Rep. Larry Haler is working on a constitutional amendment to change the way the state budgets its money.
The amendment would prioritize education spending over all other state expenses, the Richland Republican told his school board Tuesday.
The Richland School Board met with the three state legislators from the 8th District to discuss how spending cuts affect Richland's schools.
During a discussion of McClearly v. State of Washington -- a case in which a coalition of school districts has sued the state, alleging it has not kept up its constitutional duty to fully fund public education -- Haler revealed he was working on the amendment.
Rather than rely on accounting tricks to balance the state budget, which often leads to spending from one year being paid for in the next, "expenditures would have to meet revenue," Haler said.
Less revenue would then instantly lead to cutting spending in equal amounts.
But the teachers in the audience were less than receptive to his idea, as they felt it would shrink already lean school budgets.
"I'm making less than I did two years ago," said Brian Sites, a teacher at River's Edge High School. "What are the incentives to become a teacher right now?"
Education would be paid for first, Haler assured the teachers.
"Education should be untouchable," he told the Herald after the meeting. "It would be taken out of the operating (budget) and there would be a single budget for education in the state."
Haler is encountering some resistance to the amendment from "the old guard," he told the school board. That's why he's considering writing it as an initiative for next fall, he said.
School officials also said they were concerned about increased talk of district consolidation, in which existing school districts would be combined, either on a county or even larger, regional level.
It's come up in the legislature before, without much success, but the current budget crisis has prompted some dramatic measures to pass already, said school board President Richard Jansons.
The Republican legislators were confident they would defeat the plan again.
"We've beat them on the house floor three times on this -- we'll do it again," Haler said.
Board members asked the legislators to delay new graduation requirements recently proposed by the State Board of Education.
The requirements, called Core 24, would dictate that each student in the state have 24 credits of a certain distribution to graduate.
Local school districts know best how to prepare local students for college or career, Jansons said. They don't need a statewide standard, he said.
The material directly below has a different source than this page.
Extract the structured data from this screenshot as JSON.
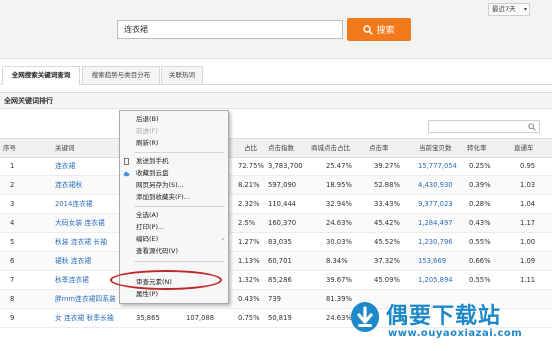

"I agree with you and I'll continue to fight Core 24," said Brad Klippert, R-Kennewick.
The requirements are unlikely to be put into effect, said Sen. Jerome Delvin, R-Richland, as doing so would mean spending more money in a time when everything is on the chopping block.
In the regular school board meeting following the event with the legislators, the board elected its leaders. All three incumbents held their positions. Jansons remains president, Heather Cleary vice president and Mary Guay legislative representative.